OTTs are often seen as a “closed shop” where you can’t sample content before you subscribe. How can users answer the question, “What am I getting for $10 a month?” for themselves? Content metering is an excellent method for enticing users to subscribe long-term, and it’s also a win-win: What would happen if you gave away access to five episodes of any show people wanted, free, for a month? They’d want more. And even if many people hold off on paying for a subscription, their monthly return activity would boost viewing traffic—which gives you something to sell to future advertisers.

Related: TiVo: Millennials Are Major Video Consumers, But Extremely Impatient

2. Day or Weekly Passes: These days, a monthly subscription is a big investment; people don’t necessarily want to be tied down before they’ve tried out all the options. So make granular what’s available to them.

Daily or weekly passes are the stronghold of public transport companies and even theme parks. Why not OTTs too? This non-recurring subscription model is great for special-interest content and may earn you dollars from someone who is otherwise disinterested in buying a full, recurring subscription. You can also net a higher margin on a daily or weekly pass: If your monthly subscription is $16.99, a day pass could cost $6.99.

3. The Freemium Model: App developers love this: They release a good app for free with ad support and offer a slightly better paid version with no advertising. In October 2014, nine of the top 10 apps in iTunes App Store in the U.S. were “freemium”—mainly because people are willing to pay eventually, once they’ve given the app a try for free first.

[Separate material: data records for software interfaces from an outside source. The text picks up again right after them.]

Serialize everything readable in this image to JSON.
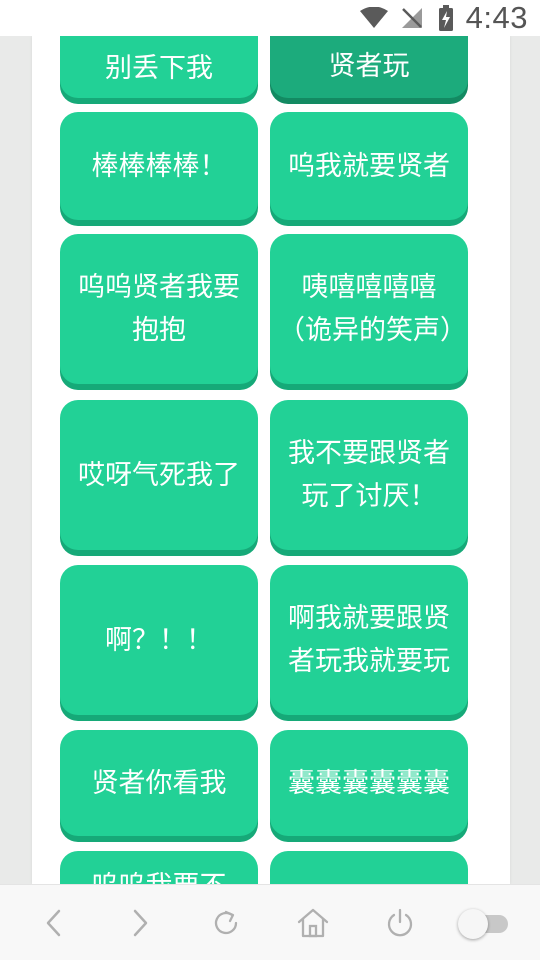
{
  "status_bar": {
    "time": "4:43"
  },
  "buttons": [
    {
      "label": "别丢下我",
      "active": false
    },
    {
      "label": "贤者玩",
      "active": true
    },
    {
      "label": "棒棒棒棒！",
      "active": false
    },
    {
      "label": "呜我就要贤者",
      "active": false
    },
    {
      "label": "呜呜贤者我要抱抱",
      "active": false
    },
    {
      "label": "咦嘻嘻嘻嘻（诡异的笑声）",
      "active": false
    },
    {
      "label": "哎呀气死我了",
      "active": false
    },
    {
      "label": "我不要跟贤者玩了讨厌！",
      "active": false
    },
    {
      "label": "啊？！！",
      "active": false
    },
    {
      "label": "啊我就要跟贤者玩我就要玩",
      "active": false
    },
    {
      "label": "贤者你看我",
      "active": false
    },
    {
      "label": "囊囊囊囊囊囊",
      "active": false
    },
    {
      "label": "呜呜我要不",
      "active": false
    },
    {
      "label": "",
      "active": false
    }
  ],
  "bottom_nav": {
    "icons": [
      "back-icon",
      "forward-icon",
      "refresh-icon",
      "home-icon",
      "power-icon"
    ],
    "toggle_on": false
  },
  "colors": {
    "button": "#22d196",
    "button_shadow": "#16a978",
    "button_active": "#1cab7c"
  }
}
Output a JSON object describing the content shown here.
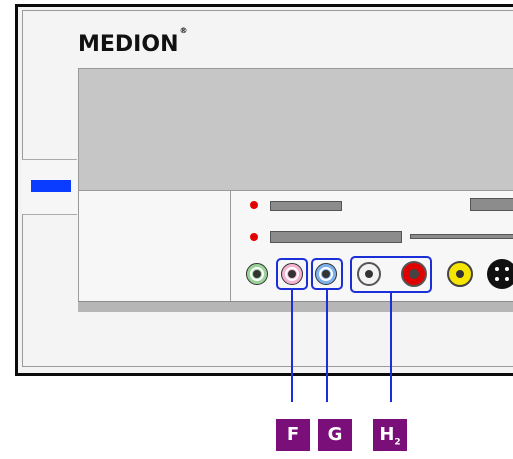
{
  "brand": {
    "name": "MEDION",
    "mark": "®"
  },
  "callouts": {
    "f": {
      "letter": "F"
    },
    "g": {
      "letter": "G"
    },
    "h": {
      "letter": "H",
      "sub": "2"
    }
  },
  "colors": {
    "led": "#0a3cff",
    "callout_box": "#1a2fd8",
    "label_bg": "#7a0f7a",
    "jack_green": "#9ad39a",
    "jack_pink": "#f4b3d2",
    "jack_blue": "#7fb2ea",
    "jack_white": "#ffffff",
    "jack_red": "#e00000",
    "jack_yellow": "#f5e500"
  },
  "icons": [
    "led-indicator",
    "audio-jack",
    "svideo-port",
    "callout-leader"
  ]
}
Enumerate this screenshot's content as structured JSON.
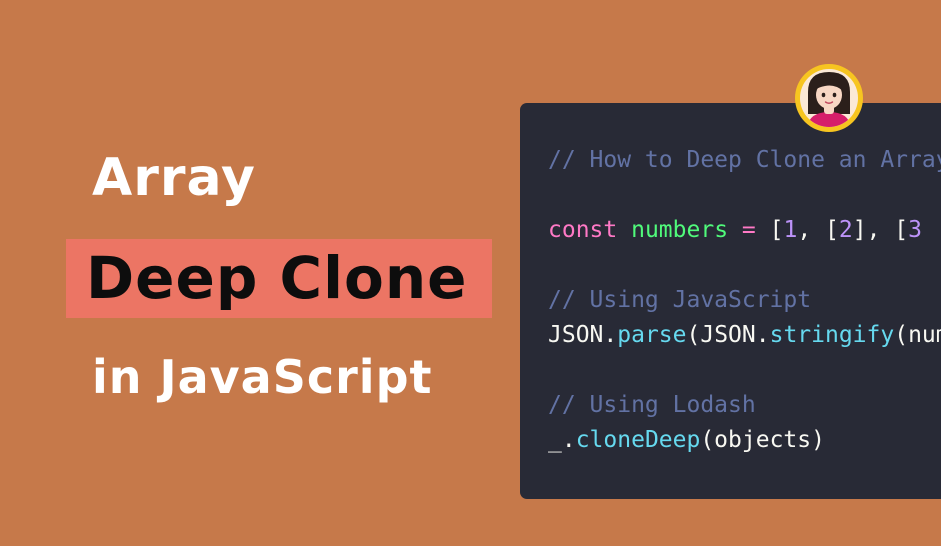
{
  "title": {
    "line1": "Array",
    "line2": "Deep Clone",
    "line3": "in JavaScript"
  },
  "code": {
    "comment1": "// How to Deep Clone an Array",
    "const_kw": "const",
    "var_name": "numbers",
    "eq": "=",
    "arr_open": "[",
    "n1": "1",
    "sep1": ", [",
    "n2": "2",
    "sep2": "], [",
    "n3": "3",
    "comment2": "// Using JavaScript",
    "json1": "JSON.",
    "parse": "parse",
    "json2": "(JSON.",
    "stringify": "stringify",
    "stringify_tail": "(numbers))",
    "comment3": "// Using Lodash",
    "lodash": "_.",
    "clone_deep": "cloneDeep",
    "clone_args": "(objects)"
  },
  "colors": {
    "background": "#C6794A",
    "highlight": "#EC7564",
    "code_bg": "#282A36",
    "comment": "#6272A4",
    "keyword": "#FF79C6",
    "variable": "#50FA7B",
    "number": "#BD93F9",
    "function": "#66D9EF",
    "avatar_ring": "#F7C520"
  },
  "icons": {
    "avatar": "girl-avatar-icon"
  }
}
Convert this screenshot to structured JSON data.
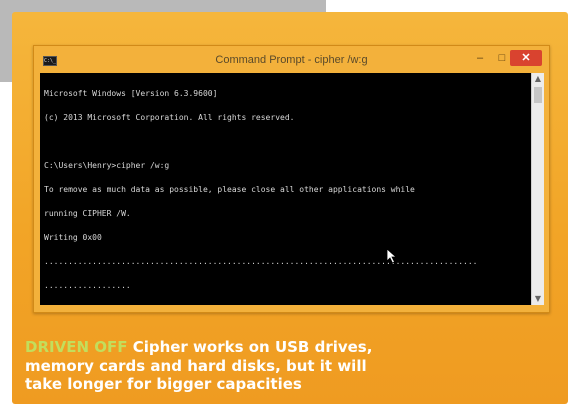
{
  "window": {
    "title": "Command Prompt - cipher  /w:g",
    "controls": {
      "minimize": "–",
      "maximize": "□",
      "close": "✕"
    },
    "icon_label": "C:\\_"
  },
  "console": {
    "lines": [
      "Microsoft Windows [Version 6.3.9600]",
      "(c) 2013 Microsoft Corporation. All rights reserved.",
      "",
      "C:\\Users\\Henry>cipher /w:g",
      "To remove as much data as possible, please close all other applications while",
      "running CIPHER /W.",
      "Writing 0x00",
      "..........................................................................................",
      ".................."
    ]
  },
  "caption": {
    "tag": "DRIVEN OFF",
    "text": " Cipher works on USB drives, memory cards and hard disks, but it will take longer for bigger capacities"
  },
  "colors": {
    "panel": "#f2a527",
    "console_bg": "#000000",
    "close_button": "#d9432f",
    "caption_tag": "#c2de5c"
  }
}
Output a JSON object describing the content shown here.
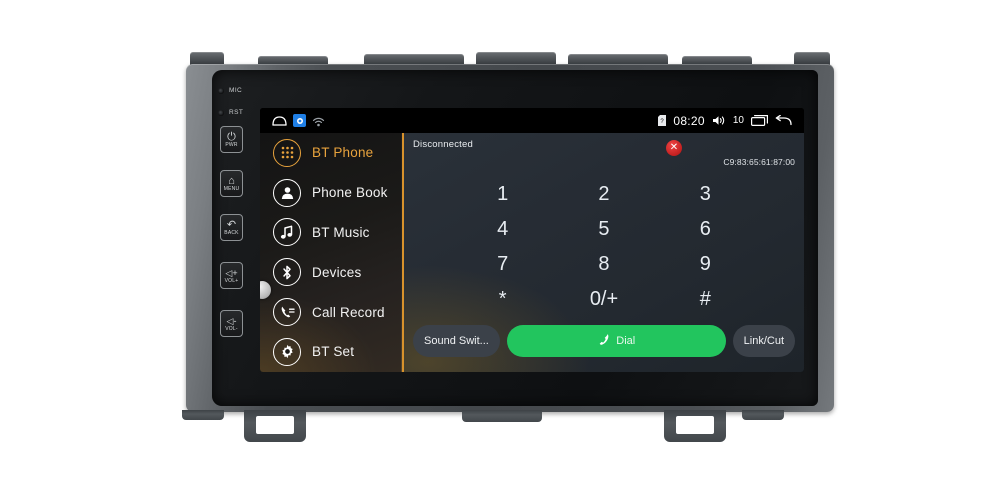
{
  "device": {
    "name": "android-car-head-unit",
    "hardware_buttons": [
      {
        "id": "mic",
        "label": "MIC",
        "type": "indicator"
      },
      {
        "id": "rst",
        "label": "RST",
        "type": "indicator"
      },
      {
        "id": "pwr",
        "label": "PWR",
        "glyph": "⏻",
        "icon": "power-icon"
      },
      {
        "id": "menu",
        "label": "MENU",
        "glyph": "⌂",
        "icon": "home-icon"
      },
      {
        "id": "back",
        "label": "BACK",
        "glyph": "↶",
        "icon": "back-arrow-icon"
      },
      {
        "id": "volup",
        "label": "VOL+",
        "glyph": "◁+",
        "icon": "volume-up-icon"
      },
      {
        "id": "voldown",
        "label": "VOL-",
        "glyph": "◁-",
        "icon": "volume-down-icon"
      }
    ]
  },
  "statusbar": {
    "home_icon": "home-icon",
    "app_icon": "blue-app-icon",
    "wifi_icon": "wifi-icon",
    "sd_icon": "sd-card-icon",
    "time": "08:20",
    "volume_icon": "volume-icon",
    "volume_level": "10",
    "recents_icon": "recents-icon",
    "back_icon": "back-icon"
  },
  "sidebar": {
    "items": [
      {
        "label": "BT Phone",
        "icon": "keypad-icon",
        "active": true
      },
      {
        "label": "Phone Book",
        "icon": "contact-icon",
        "active": false
      },
      {
        "label": "BT Music",
        "icon": "music-note-icon",
        "active": false
      },
      {
        "label": "Devices",
        "icon": "bluetooth-icon",
        "active": false
      },
      {
        "label": "Call Record",
        "icon": "call-log-icon",
        "active": false
      },
      {
        "label": "BT Set",
        "icon": "gear-icon",
        "active": false
      }
    ],
    "scroll_handle": "scroll-knob"
  },
  "panel": {
    "status": "Disconnected",
    "close_icon": "close-icon",
    "mac_address": "C9:83:65:61:87:00",
    "keypad": [
      "1",
      "2",
      "3",
      "4",
      "5",
      "6",
      "7",
      "8",
      "9",
      "*",
      "0/+",
      "#"
    ],
    "actions": {
      "sound_switch": "Sound Swit...",
      "dial": "Dial",
      "dial_icon": "phone-handset-icon",
      "link_cut": "Link/Cut"
    }
  },
  "colors": {
    "accent_orange": "#e8a33d",
    "divider_orange": "#d8922c",
    "dial_green": "#22c55e",
    "close_red": "#ef4444",
    "panel_bg": "#262c34",
    "sidebar_bg": "#1b1a18",
    "statusbar_bg": "#000000",
    "app_icon_blue": "#1f7fe6"
  }
}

Related: Next TV Summit: Benefield: PlayStation Vue Audience Not Just Millennials

It’s also a common model in music. Spotify and YouTube both have premium ad-free options for music.

Think of this as a longer-term variation of content metering. The difference is that people can go on using your service for free, provided they’re happy being exposed to ads. Many will end up converting once they’ve concluded the service is good.

4. Bundled Subscriptions: Some free apps include something called in-app purchases—meaning the core service is free and small extra add-ons incur a minor fee.

In some ways, you already see this in entertainment: Netflix offers tiered subscriptions that enable different numbers of people to access the same account at the same time. This can also apply to multiple devices: You can charge a small fee if your user wishes to access content from more than one or two devices (which he or she likely will).

What other smart models have you seen work in other industries? Chances are, they can apply to yours too.

Scott O’Neill is senior VP North America | MPP Global.